The Vikings, meanwhile, were still doubting the approach of defensive coordinator Alan Williams long after the game had ended. Specifically, defenders didn’t agree mostly with the plan to rush only three and drop eight into coverage on the game-winning drive.
“We’re putting heat on [Romo] the whole day,” left end Brian Robison said. “We had [three] sacks today? That’s a pretty dang good day and then all of a sudden we get in a drive where we’re going to rush three guys and then we don’t get to him. You’ve got five guys to block three so …”
Without pressure, Romo was able to attack a secondary that was without four of its top five players. Harrison Smith (turf toe) is on injured reserve, Jamarca Sanford (groin) and Chris Cook (hip) were inactive, and Xavier Rhodes injured his left knee on the previous Cowboys possession and left for good after one play on the winning drive.
Romo’s last pass before the winning drive was an interception by cornerback A.J. Jefferson, the first interception by a Vikings cornerback this season.
“I saw the ball coming and all that was going through my mind was just to catch it because this would be the play that changes the game,” Jefferson said. “The play we turn around and win with.”

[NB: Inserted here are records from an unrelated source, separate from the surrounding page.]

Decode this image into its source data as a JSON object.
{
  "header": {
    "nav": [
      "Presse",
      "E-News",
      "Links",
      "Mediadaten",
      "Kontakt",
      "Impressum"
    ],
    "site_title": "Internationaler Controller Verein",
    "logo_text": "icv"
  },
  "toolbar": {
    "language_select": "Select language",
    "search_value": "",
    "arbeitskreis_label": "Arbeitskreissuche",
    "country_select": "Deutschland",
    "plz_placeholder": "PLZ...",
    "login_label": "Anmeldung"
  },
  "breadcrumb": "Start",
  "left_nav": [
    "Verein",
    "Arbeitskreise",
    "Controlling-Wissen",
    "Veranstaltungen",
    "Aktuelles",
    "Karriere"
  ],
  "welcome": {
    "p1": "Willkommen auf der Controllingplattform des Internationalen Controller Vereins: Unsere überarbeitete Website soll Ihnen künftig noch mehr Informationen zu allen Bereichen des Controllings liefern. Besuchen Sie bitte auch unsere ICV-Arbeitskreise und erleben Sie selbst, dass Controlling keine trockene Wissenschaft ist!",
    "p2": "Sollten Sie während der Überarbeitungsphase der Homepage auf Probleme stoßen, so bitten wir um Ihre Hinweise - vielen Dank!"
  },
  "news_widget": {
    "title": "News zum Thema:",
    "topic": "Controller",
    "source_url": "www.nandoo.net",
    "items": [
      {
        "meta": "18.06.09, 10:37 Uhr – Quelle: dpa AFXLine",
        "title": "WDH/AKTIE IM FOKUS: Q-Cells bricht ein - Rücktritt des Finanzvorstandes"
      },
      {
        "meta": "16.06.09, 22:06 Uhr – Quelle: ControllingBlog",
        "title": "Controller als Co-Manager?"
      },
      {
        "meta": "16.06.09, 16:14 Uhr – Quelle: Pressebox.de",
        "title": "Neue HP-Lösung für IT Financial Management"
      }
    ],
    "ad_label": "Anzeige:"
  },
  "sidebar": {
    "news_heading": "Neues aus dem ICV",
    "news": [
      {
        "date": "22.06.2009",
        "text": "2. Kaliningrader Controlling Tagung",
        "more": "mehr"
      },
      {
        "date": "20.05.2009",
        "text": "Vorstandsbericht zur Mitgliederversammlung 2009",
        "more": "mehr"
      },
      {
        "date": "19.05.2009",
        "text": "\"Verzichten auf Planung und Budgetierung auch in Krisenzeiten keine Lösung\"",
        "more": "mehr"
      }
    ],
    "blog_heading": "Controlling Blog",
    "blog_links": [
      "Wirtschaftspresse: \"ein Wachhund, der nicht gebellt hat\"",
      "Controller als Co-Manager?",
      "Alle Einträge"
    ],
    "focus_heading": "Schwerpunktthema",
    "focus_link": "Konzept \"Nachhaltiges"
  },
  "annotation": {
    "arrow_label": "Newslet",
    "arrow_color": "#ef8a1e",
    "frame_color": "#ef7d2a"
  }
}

Romo took his first significant step toward changing that on second-and-10 from the Cowboys 45-yard line with 1:30 left. Facing a single-high safety with Mistral Raymond as the deep safety, Romo threw short to receiver Dez Bryant. Raymond, as he did throughout the game, took a bad angle and missed the tackle, enabling Bryant to turn the play into a 34-yard gain.
“You’ve got to make those open-field tackles,” coach Leslie Frazier said. “You’ve just got to make it. You can’t have 5-yard catches becoming big plays.”
The drive ended when Dallas caught the Vikings double-teaming tight end Jason Witten. Romo threw inside to Harris, who slipped past cornerback Marcus Sherels, caught the ball and dived across the end zone before linebacker Chad Greenway could close in.
“They had run a couple of coverages earlier in the game that allowed us to kind of have a plan going [into that play],” Romo said. “I felt like they would probably double Witten there, and we did a good job of getting to what we needed to get to.”